> **Task objective**
Exactly reproduce each record listed below.

> **Supplied data**

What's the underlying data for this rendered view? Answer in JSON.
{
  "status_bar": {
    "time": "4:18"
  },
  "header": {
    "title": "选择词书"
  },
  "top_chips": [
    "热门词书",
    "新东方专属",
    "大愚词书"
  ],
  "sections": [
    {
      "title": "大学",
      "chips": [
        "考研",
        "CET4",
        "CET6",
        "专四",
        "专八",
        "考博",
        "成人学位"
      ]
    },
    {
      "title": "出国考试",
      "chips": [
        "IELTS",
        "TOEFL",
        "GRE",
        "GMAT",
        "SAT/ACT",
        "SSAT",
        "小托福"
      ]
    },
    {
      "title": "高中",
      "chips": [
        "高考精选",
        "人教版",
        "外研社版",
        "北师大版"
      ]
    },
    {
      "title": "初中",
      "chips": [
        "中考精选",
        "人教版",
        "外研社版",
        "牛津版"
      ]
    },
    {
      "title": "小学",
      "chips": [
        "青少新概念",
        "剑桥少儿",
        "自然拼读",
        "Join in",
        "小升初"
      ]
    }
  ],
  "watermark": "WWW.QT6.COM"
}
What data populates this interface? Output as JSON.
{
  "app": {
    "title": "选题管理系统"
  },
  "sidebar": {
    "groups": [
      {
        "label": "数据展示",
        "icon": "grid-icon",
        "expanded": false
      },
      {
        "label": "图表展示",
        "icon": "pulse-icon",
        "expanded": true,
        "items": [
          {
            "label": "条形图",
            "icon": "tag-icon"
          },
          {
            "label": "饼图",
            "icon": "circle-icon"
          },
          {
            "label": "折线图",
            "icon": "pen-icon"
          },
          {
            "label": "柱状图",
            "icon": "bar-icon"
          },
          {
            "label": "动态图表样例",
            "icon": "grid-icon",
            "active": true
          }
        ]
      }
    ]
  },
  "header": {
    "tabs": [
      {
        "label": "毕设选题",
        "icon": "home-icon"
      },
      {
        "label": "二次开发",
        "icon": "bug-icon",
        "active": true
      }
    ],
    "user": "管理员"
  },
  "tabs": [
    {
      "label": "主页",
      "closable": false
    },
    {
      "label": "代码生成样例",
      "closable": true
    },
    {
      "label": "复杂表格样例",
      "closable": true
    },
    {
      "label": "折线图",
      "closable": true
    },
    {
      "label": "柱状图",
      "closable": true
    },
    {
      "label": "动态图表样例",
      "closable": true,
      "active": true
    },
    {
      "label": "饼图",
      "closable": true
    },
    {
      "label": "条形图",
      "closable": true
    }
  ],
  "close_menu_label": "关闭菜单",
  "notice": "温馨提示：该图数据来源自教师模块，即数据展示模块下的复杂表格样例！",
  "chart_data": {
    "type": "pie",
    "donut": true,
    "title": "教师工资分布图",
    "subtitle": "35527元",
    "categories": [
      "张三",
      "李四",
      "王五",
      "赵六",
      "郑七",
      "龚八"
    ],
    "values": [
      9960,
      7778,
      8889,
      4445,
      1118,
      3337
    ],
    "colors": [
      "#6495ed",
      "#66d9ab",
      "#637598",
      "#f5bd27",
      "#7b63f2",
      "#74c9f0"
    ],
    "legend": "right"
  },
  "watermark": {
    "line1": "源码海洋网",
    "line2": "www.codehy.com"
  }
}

> **Response box**
What's the underlying data for this rendered view? Answer in JSON.
{
  "status_bar": {
    "time": "4:18"
  },
  "header": {
    "title": "选择词书"
  },
  "top_chips": [
    "热门词书",
    "新东方专属",
    "大愚词书"
  ],
  "sections": [
    {
      "title": "大学",
      "chips": [
        "考研",
        "CET4",
        "CET6",
        "专四",
        "专八",
        "考博",
        "成人学位"
      ]
    },
    {
      "title": "出国考试",
      "chips": [
        "IELTS",
        "TOEFL",
        "GRE",
        "GMAT",
        "SAT/ACT",
        "SSAT",
        "小托福"
      ]
    },
    {
      "title": "高中",
      "chips": [
        "高考精选",
        "人教版",
        "外研社版",
        "北师大版"
      ]
    },
    {
      "title": "初中",
      "chips": [
        "中考精选",
        "人教版",
        "外研社版",
        "牛津版"
      ]
    },
    {
      "title": "小学",
      "chips": [
        "青少新概念",
        "剑桥少儿",
        "自然拼读",
        "Join in",
        "小升初"
      ]
    }
  ],
  "watermark": "WWW.QT6.COM"
}
What data populates this interface? Output as JSON.
{
  "app": {
    "title": "选题管理系统"
  },
  "sidebar": {
    "groups": [
      {
        "label": "数据展示",
        "icon": "grid-icon",
        "expanded": false
      },
      {
        "label": "图表展示",
        "icon": "pulse-icon",
        "expanded": true,
        "items": [
          {
            "label": "条形图",
            "icon": "tag-icon"
          },
          {
            "label": "饼图",
            "icon": "circle-icon"
          },
          {
            "label": "折线图",
            "icon": "pen-icon"
          },
          {
            "label": "柱状图",
            "icon": "bar-icon"
          },
          {
            "label": "动态图表样例",
            "icon": "grid-icon",
            "active": true
          }
        ]
      }
    ]
  },
  "header": {
    "tabs": [
      {
        "label": "毕设选题",
        "icon": "home-icon"
      },
      {
        "label": "二次开发",
        "icon": "bug-icon",
        "active": true
      }
    ],
    "user": "管理员"
  },
  "tabs": [
    {
      "label": "主页",
      "closable": false
    },
    {
      "label": "代码生成样例",
      "closable": true
    },
    {
      "label": "复杂表格样例",
      "closable": true
    },
    {
      "label": "折线图",
      "closable": true
    },
    {
      "label": "柱状图",
      "closable": true
    },
    {
      "label": "动态图表样例",
      "closable": true,
      "active": true
    },
    {
      "label": "饼图",
      "closable": true
    },
    {
      "label": "条形图",
      "closable": true
    }
  ],
  "close_menu_label": "关闭菜单",
  "notice": "温馨提示：该图数据来源自教师模块，即数据展示模块下的复杂表格样例！",
  "chart_data": {
    "type": "pie",
    "donut": true,
    "title": "教师工资分布图",
    "subtitle": "35527元",
    "categories": [
      "张三",
      "李四",
      "王五",
      "赵六",
      "郑七",
      "龚八"
    ],
    "values": [
      9960,
      7778,
      8889,
      4445,
      1118,
      3337
    ],
    "colors": [
      "#6495ed",
      "#66d9ab",
      "#637598",
      "#f5bd27",
      "#7b63f2",
      "#74c9f0"
    ],
    "legend": "right"
  },
  "watermark": {
    "line1": "源码海洋网",
    "line2": "www.codehy.com"
  }
}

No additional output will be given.